WORK INSTRUCTION >> Lines holding the string "Realtime" are the ones to copy from this listing.

------------------------------------------------

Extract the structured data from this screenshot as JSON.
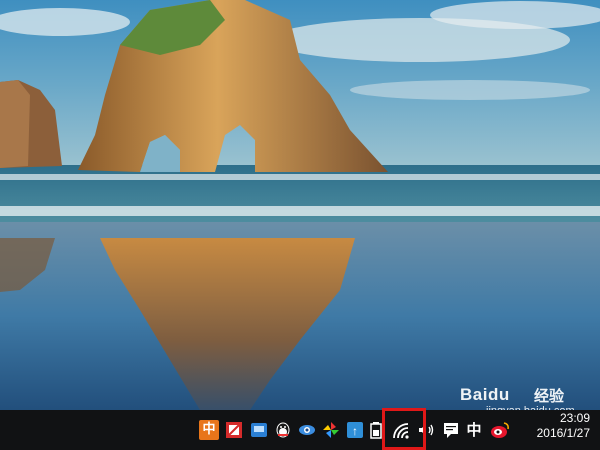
{
  "taskbar": {
    "ime_cn_label": "中",
    "ime_mode_label": "中",
    "tray_icons": [
      "ime-zh-icon",
      "security-icon",
      "network-app-icon",
      "qq-penguin-icon",
      "browser-eye-icon",
      "pinwheel-icon",
      "baidu-app-icon",
      "battery-icon",
      "wifi-icon",
      "volume-icon",
      "action-center-icon",
      "weibo-icon"
    ],
    "clock": {
      "time": "23:09",
      "date": "2016/1/27"
    },
    "highlight_color": "#e01818"
  },
  "watermark": {
    "brand": "Baidu",
    "brand_suffix": "经验",
    "url": "jingyan.baidu.com"
  }
}
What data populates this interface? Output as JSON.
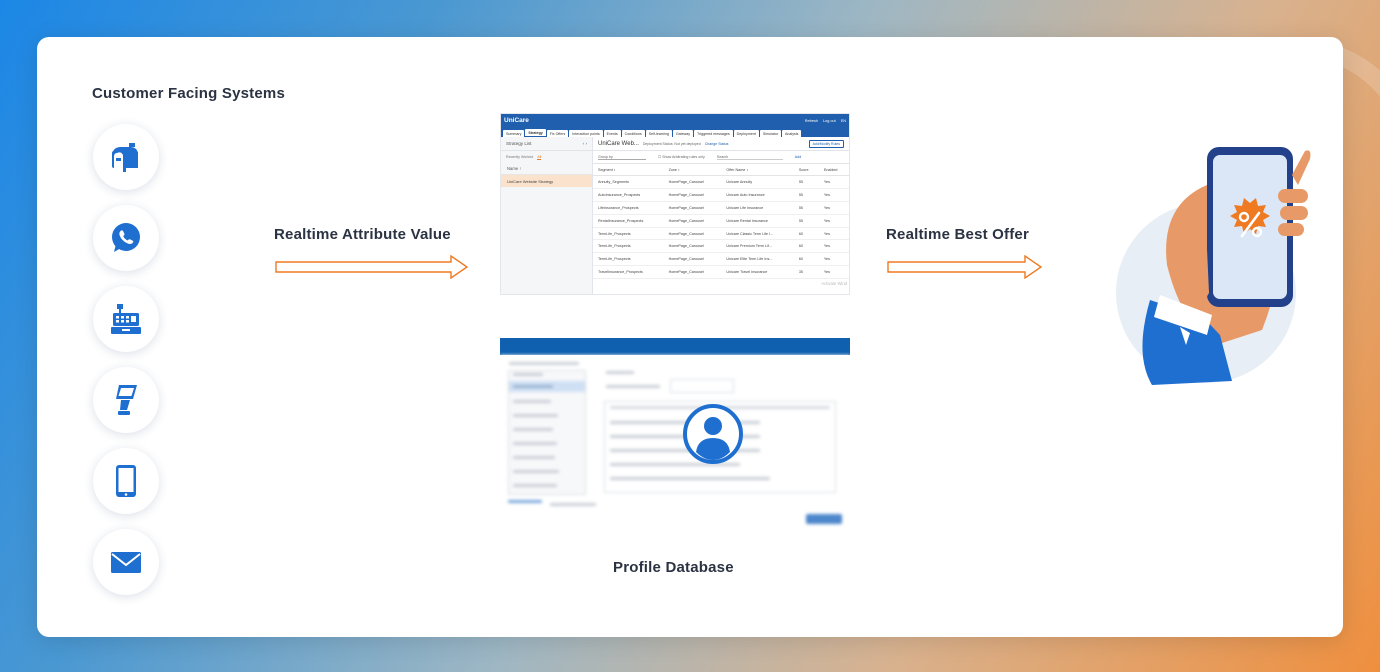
{
  "labels": {
    "customer_facing": "Customer Facing Systems",
    "realtime_attribute": "Realtime Attribute Value",
    "realtime_offer": "Realtime Best Offer",
    "profile_database": "Profile Database"
  },
  "channel_icons": [
    "mailbox-icon",
    "whatsapp-icon",
    "cash-register-icon",
    "kiosk-icon",
    "mobile-phone-icon",
    "email-icon"
  ],
  "strategy_app": {
    "logo": "UniCare",
    "top_links": [
      "Refresh",
      "Log out",
      "EN"
    ],
    "tabs": [
      "Summary",
      "Strategy",
      "Fix Offers",
      "Interaction points",
      "Events",
      "Conditions",
      "Self-learning",
      "Gateway",
      "Triggered messages",
      "Deployment",
      "Simulator",
      "Analysis"
    ],
    "active_tab": "Strategy",
    "left_title": "Strategy List",
    "left_filters": [
      "Recently Worked",
      "All"
    ],
    "left_name_header": "Name",
    "left_selected": "UniCare Website Strategy",
    "panel_title": "UniCare Web...",
    "panel_status": "Deployment Status: Not yet deployed",
    "change_status": "Change Status",
    "add_button": "Add/Modify Rules",
    "group_by": "Group by",
    "show_attr": "Show Arbitrating rules only",
    "search": "Search",
    "add_link": "Add",
    "columns": [
      "Segment",
      "Zone",
      "Offer Name",
      "Score",
      "Enabled"
    ],
    "rows": [
      [
        "Annuity_Segments",
        "HomePage_Carousel",
        "Unicare Annuity",
        "55",
        "Yes"
      ],
      [
        "AutoInsurance_Prospects",
        "HomePage_Carousel",
        "Unicare Auto Insurance",
        "55",
        "Yes"
      ],
      [
        "LifeInsurance_Prospects",
        "HomePage_Carousel",
        "Unicare Life Insurance",
        "55",
        "Yes"
      ],
      [
        "RentalInsurance_Prospects",
        "HomePage_Carousel",
        "Unicare Rental Insurance",
        "55",
        "Yes"
      ],
      [
        "TermLife_Prospects",
        "HomePage_Carousel",
        "Unicare Classic Term Life I...",
        "60",
        "Yes"
      ],
      [
        "TermLife_Prospects",
        "HomePage_Carousel",
        "Unicare Premium Term Lif...",
        "60",
        "Yes"
      ],
      [
        "TermLife_Prospects",
        "HomePage_Carousel",
        "Unicare Elite Term Life Ins...",
        "60",
        "Yes"
      ],
      [
        "TravelInsurance_Prospects",
        "HomePage_Carousel",
        "Unicare Travel Insurance",
        "35",
        "Yes"
      ]
    ],
    "watermark": "Activate Wind"
  },
  "colors": {
    "arrow": "#f07a22",
    "brand_blue": "#1f6fd0",
    "title_text": "#2b3343",
    "offer_badge": "#f07a22"
  }
}
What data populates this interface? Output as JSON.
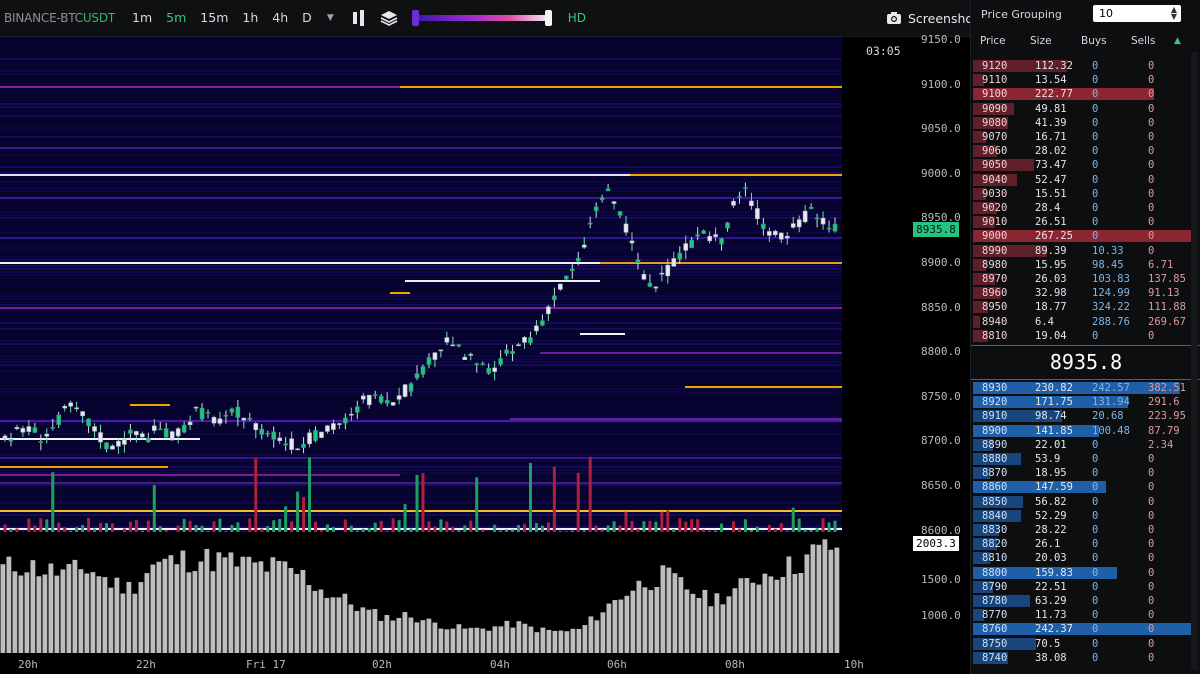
{
  "toolbar": {
    "exchange": "BINANCE-",
    "base": "BTC",
    "quote": "USDT",
    "timeframes": [
      "1m",
      "5m",
      "15m",
      "1h",
      "4h",
      "D"
    ],
    "active_timeframe": "5m",
    "hd_label": "HD",
    "screenshot_label": "Screenshot",
    "icons": [
      "bar-style-icon",
      "layers-icon",
      "camera-icon"
    ]
  },
  "chart": {
    "time_label": "03:05",
    "current_price": "8935.8",
    "volume_value": "2003.3",
    "price_ticks": [
      "9150.0",
      "9100.0",
      "9050.0",
      "9000.0",
      "8950.0",
      "8900.0",
      "8850.0",
      "8800.0",
      "8750.0",
      "8700.0",
      "8650.0",
      "8600.0"
    ],
    "volume_ticks": [
      "1500.0",
      "1000.0"
    ],
    "time_ticks": [
      "20h",
      "22h",
      "Fri 17",
      "02h",
      "04h",
      "06h",
      "08h",
      "10h"
    ],
    "colors": {
      "up": "#26c281",
      "down": "#e84a5f",
      "background": "#050326"
    }
  },
  "orderbook": {
    "grouping_label": "Price Grouping",
    "grouping_value": "10",
    "headers": {
      "price": "Price",
      "size": "Size",
      "buys": "Buys",
      "sells": "Sells"
    },
    "mid_price": "8935.8",
    "asks": [
      {
        "price": "9120",
        "size": "112.32",
        "buys": "0",
        "sells": "0",
        "depth": 0.43
      },
      {
        "price": "9110",
        "size": "13.54",
        "buys": "0",
        "sells": "0",
        "depth": 0.05
      },
      {
        "price": "9100",
        "size": "222.77",
        "buys": "0",
        "sells": "0",
        "depth": 0.83
      },
      {
        "price": "9090",
        "size": "49.81",
        "buys": "0",
        "sells": "0",
        "depth": 0.19
      },
      {
        "price": "9080",
        "size": "41.39",
        "buys": "0",
        "sells": "0",
        "depth": 0.16
      },
      {
        "price": "9070",
        "size": "16.71",
        "buys": "0",
        "sells": "0",
        "depth": 0.06
      },
      {
        "price": "9060",
        "size": "28.02",
        "buys": "0",
        "sells": "0",
        "depth": 0.11
      },
      {
        "price": "9050",
        "size": "73.47",
        "buys": "0",
        "sells": "0",
        "depth": 0.28
      },
      {
        "price": "9040",
        "size": "52.47",
        "buys": "0",
        "sells": "0",
        "depth": 0.2
      },
      {
        "price": "9030",
        "size": "15.51",
        "buys": "0",
        "sells": "0",
        "depth": 0.06
      },
      {
        "price": "9020",
        "size": "28.4",
        "buys": "0",
        "sells": "0",
        "depth": 0.11
      },
      {
        "price": "9010",
        "size": "26.51",
        "buys": "0",
        "sells": "0",
        "depth": 0.1
      },
      {
        "price": "9000",
        "size": "267.25",
        "buys": "0",
        "sells": "0",
        "depth": 1.0
      },
      {
        "price": "8990",
        "size": "89.39",
        "buys": "10.33",
        "sells": "0",
        "depth": 0.34
      },
      {
        "price": "8980",
        "size": "15.95",
        "buys": "98.45",
        "sells": "6.71",
        "depth": 0.06
      },
      {
        "price": "8970",
        "size": "26.03",
        "buys": "103.83",
        "sells": "137.85",
        "depth": 0.1
      },
      {
        "price": "8960",
        "size": "32.98",
        "buys": "124.99",
        "sells": "91.13",
        "depth": 0.13
      },
      {
        "price": "8950",
        "size": "18.77",
        "buys": "324.22",
        "sells": "111.88",
        "depth": 0.07
      },
      {
        "price": "8940",
        "size": "6.4",
        "buys": "288.76",
        "sells": "269.67",
        "depth": 0.03
      },
      {
        "price": "8810",
        "size": "19.04",
        "buys": "0",
        "sells": "0",
        "depth": 0.07
      }
    ],
    "bids": [
      {
        "price": "8930",
        "size": "230.82",
        "buys": "242.57",
        "sells": "382.51",
        "depth": 0.95
      },
      {
        "price": "8920",
        "size": "171.75",
        "buys": "131.94",
        "sells": "291.6",
        "depth": 0.71
      },
      {
        "price": "8910",
        "size": "98.74",
        "buys": "20.68",
        "sells": "223.95",
        "depth": 0.41
      },
      {
        "price": "8900",
        "size": "141.85",
        "buys": "100.48",
        "sells": "87.79",
        "depth": 0.58
      },
      {
        "price": "8890",
        "size": "22.01",
        "buys": "0",
        "sells": "2.34",
        "depth": 0.09
      },
      {
        "price": "8880",
        "size": "53.9",
        "buys": "0",
        "sells": "0",
        "depth": 0.22
      },
      {
        "price": "8870",
        "size": "18.95",
        "buys": "0",
        "sells": "0",
        "depth": 0.08
      },
      {
        "price": "8860",
        "size": "147.59",
        "buys": "0",
        "sells": "0",
        "depth": 0.61
      },
      {
        "price": "8850",
        "size": "56.82",
        "buys": "0",
        "sells": "0",
        "depth": 0.23
      },
      {
        "price": "8840",
        "size": "52.29",
        "buys": "0",
        "sells": "0",
        "depth": 0.22
      },
      {
        "price": "8830",
        "size": "28.22",
        "buys": "0",
        "sells": "0",
        "depth": 0.12
      },
      {
        "price": "8820",
        "size": "26.1",
        "buys": "0",
        "sells": "0",
        "depth": 0.11
      },
      {
        "price": "8810",
        "size": "20.03",
        "buys": "0",
        "sells": "0",
        "depth": 0.08
      },
      {
        "price": "8800",
        "size": "159.83",
        "buys": "0",
        "sells": "0",
        "depth": 0.66
      },
      {
        "price": "8790",
        "size": "22.51",
        "buys": "0",
        "sells": "0",
        "depth": 0.09
      },
      {
        "price": "8780",
        "size": "63.29",
        "buys": "0",
        "sells": "0",
        "depth": 0.26
      },
      {
        "price": "8770",
        "size": "11.73",
        "buys": "0",
        "sells": "0",
        "depth": 0.05
      },
      {
        "price": "8760",
        "size": "242.37",
        "buys": "0",
        "sells": "0",
        "depth": 1.0
      },
      {
        "price": "8750",
        "size": "70.5",
        "buys": "0",
        "sells": "0",
        "depth": 0.29
      },
      {
        "price": "8740",
        "size": "38.08",
        "buys": "0",
        "sells": "0",
        "depth": 0.16
      }
    ]
  }
}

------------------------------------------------

RESPONSE TO THE TASK >>
    "realtime_attribute": "Realtime Attribute Value",
    "realtime_offer": "Realtime Best Offer",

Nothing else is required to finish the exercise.